Mrs. BG has two young children. They live in a cushy location on expatriate conditions in a warm climate surrounded by some poor local people and quite a few weathly people who have made it and could retire early in life. The country is a gateway to Europe. Unfortunately this also means it is a gateway to illicit drugs. The country has experiencd quite a boom, but has not invested much in infrastructure. There is no nursery school for children and only one international school in the area. The local schools in the area have been suffering greatly from the huge influx of foreigners - to the extent that the local language is hardly spoken. To the detriment of local students. There is a lot of tension between the 'locals' and the 'expats'

There is not a lot to do for young children. Not if they're 3, and definitely not if they're 13. They hang out at the nearest port at night. There's an old guy there sitting outside one of the bars. Cocaine is not very expensive and he's not terribly selective of the age of his customers. Mums and dads have to pool resources to fetch and carry the youth. Some hang out at nearby bars and drive the kids home inebriated. Others are a little more careful. There is no public transport and taxis are extremely expensive - if you can find one at closing time. Some kids persuade their parents to get them motor bikes. Quite a few teenagers get killed riding these motor bikes.

The nearest supermarket in either direction is about 40km, unless you want to shop at the supermarket that costs 50% more than necessary, in which case its about 10km. You always need to be in your car. There are n school buses. And when the school hires in a bus for school excursions, there are no seatbelts. You see they're not mandatory yet.

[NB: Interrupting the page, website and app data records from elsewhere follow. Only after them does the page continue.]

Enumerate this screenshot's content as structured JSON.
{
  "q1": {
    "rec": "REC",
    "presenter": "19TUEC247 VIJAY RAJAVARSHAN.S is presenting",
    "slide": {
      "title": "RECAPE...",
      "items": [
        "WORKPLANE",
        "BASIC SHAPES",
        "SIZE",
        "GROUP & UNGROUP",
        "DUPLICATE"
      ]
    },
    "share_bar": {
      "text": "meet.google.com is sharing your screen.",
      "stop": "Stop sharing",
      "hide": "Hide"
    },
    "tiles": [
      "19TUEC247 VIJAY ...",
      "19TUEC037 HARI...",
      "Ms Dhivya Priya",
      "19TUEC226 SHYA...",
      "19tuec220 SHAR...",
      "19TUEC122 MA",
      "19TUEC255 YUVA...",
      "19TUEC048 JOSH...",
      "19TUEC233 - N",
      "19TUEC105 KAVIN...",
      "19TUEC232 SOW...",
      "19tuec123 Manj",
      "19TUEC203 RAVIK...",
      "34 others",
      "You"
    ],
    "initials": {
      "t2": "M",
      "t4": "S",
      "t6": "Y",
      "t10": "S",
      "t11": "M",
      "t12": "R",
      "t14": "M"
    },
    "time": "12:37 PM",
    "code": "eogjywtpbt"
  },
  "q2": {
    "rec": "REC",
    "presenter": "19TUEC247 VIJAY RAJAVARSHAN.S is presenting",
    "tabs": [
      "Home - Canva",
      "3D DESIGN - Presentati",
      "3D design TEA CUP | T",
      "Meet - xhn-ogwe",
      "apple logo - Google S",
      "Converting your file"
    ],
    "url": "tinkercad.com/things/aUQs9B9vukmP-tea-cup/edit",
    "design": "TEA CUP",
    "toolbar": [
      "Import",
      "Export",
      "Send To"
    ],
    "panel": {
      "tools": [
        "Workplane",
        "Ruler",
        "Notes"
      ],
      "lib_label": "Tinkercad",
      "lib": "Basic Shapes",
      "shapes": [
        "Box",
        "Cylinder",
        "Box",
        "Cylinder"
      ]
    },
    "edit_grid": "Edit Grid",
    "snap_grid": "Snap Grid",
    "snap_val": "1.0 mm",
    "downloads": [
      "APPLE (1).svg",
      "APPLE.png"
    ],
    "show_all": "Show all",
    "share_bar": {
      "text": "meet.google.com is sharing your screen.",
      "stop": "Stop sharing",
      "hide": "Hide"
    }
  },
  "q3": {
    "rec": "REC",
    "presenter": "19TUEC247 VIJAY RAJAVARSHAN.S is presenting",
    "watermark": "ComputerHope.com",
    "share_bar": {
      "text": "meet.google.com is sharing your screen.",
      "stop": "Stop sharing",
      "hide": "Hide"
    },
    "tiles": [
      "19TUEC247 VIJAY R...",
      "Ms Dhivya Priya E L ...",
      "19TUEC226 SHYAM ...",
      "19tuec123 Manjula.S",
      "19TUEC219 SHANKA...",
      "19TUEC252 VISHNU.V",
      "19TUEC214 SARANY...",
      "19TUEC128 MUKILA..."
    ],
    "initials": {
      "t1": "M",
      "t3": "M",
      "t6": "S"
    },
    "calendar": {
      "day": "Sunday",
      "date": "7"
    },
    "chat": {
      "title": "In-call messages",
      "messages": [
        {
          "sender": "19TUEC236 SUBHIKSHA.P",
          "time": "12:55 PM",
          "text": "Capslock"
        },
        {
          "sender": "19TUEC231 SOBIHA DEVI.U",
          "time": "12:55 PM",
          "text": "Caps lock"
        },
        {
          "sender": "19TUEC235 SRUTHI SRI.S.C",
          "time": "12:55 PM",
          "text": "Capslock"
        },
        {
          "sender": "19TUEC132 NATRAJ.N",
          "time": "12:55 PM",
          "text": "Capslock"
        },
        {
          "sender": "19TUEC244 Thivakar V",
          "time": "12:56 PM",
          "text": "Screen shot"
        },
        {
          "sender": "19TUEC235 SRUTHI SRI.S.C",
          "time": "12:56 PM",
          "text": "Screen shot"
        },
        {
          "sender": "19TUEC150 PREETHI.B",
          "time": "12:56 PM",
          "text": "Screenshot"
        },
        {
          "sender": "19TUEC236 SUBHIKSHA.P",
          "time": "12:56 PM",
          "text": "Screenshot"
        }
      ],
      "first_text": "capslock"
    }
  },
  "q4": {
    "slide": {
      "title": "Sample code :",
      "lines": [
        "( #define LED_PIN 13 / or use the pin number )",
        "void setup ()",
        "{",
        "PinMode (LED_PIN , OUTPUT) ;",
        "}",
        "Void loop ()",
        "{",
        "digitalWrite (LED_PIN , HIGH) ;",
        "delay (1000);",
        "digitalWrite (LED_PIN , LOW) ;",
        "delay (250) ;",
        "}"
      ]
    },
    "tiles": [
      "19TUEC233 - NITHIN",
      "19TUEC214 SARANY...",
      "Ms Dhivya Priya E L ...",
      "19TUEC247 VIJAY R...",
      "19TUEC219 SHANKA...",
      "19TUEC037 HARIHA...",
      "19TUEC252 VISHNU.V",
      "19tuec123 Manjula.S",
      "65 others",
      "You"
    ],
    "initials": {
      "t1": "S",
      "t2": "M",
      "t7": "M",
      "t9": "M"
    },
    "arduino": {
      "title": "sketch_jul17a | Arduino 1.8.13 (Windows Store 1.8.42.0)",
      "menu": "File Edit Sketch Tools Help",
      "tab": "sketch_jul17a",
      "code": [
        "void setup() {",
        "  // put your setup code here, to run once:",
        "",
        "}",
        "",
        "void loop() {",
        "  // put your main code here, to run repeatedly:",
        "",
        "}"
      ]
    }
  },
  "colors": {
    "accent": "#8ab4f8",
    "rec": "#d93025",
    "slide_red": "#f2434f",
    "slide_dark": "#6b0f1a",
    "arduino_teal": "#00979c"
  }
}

Mr. BG heard from a friend in a country a little further up North the other day. Its become common among 12 year olds to drink themselves into a coma.

In contrast Gweipo has 2 young children in Hong Kong. They are fetch by bus for school every day. the bus has seat belts and a bus mother. There is plenty for children of all ages to do in HK. The city is very safe. There is abundant cheap public transport, and abundant cheap taxi's.

.... need I carry on?


It's not how big it is..

It's how you use it.

I lived in Canada for 12 years during the 1997 Terror Movement and enjoyed a luxurious 2500+ sq. ft. house with a nice front yard, and a spacey backyard full of fresh tomatoes. Was it worth the cultural barriers and sub 20 Celsius winters? Hell yeah! I could not imagine what I'd be like without the education in Canada, which I am always grateful for my parents. They worked their asses off for a useless dude like me, not taking on any part time jobs at the time to finance the schooling.

After 2 years of working there, I came back to Hong Kong looking for mates. It's too hard to look there when everyone is in a car. You can't just roll their windows down and say hi. Anyway, this is my 7th year back and I had to deal with the 600 sq. ft. flat, especially the amount of dust. Makes your computer cry. Deal with the humidity that kills your skin fast, the people in MK omg can't walk straight with arms swinging freely as you always feel like you're in a perpetual ballet. Was it worth it? Hell yeah. Met my share of mates here alright. And I don't mind the small flat (I live alone). It's not how big "it" is. It's how big you can be. :)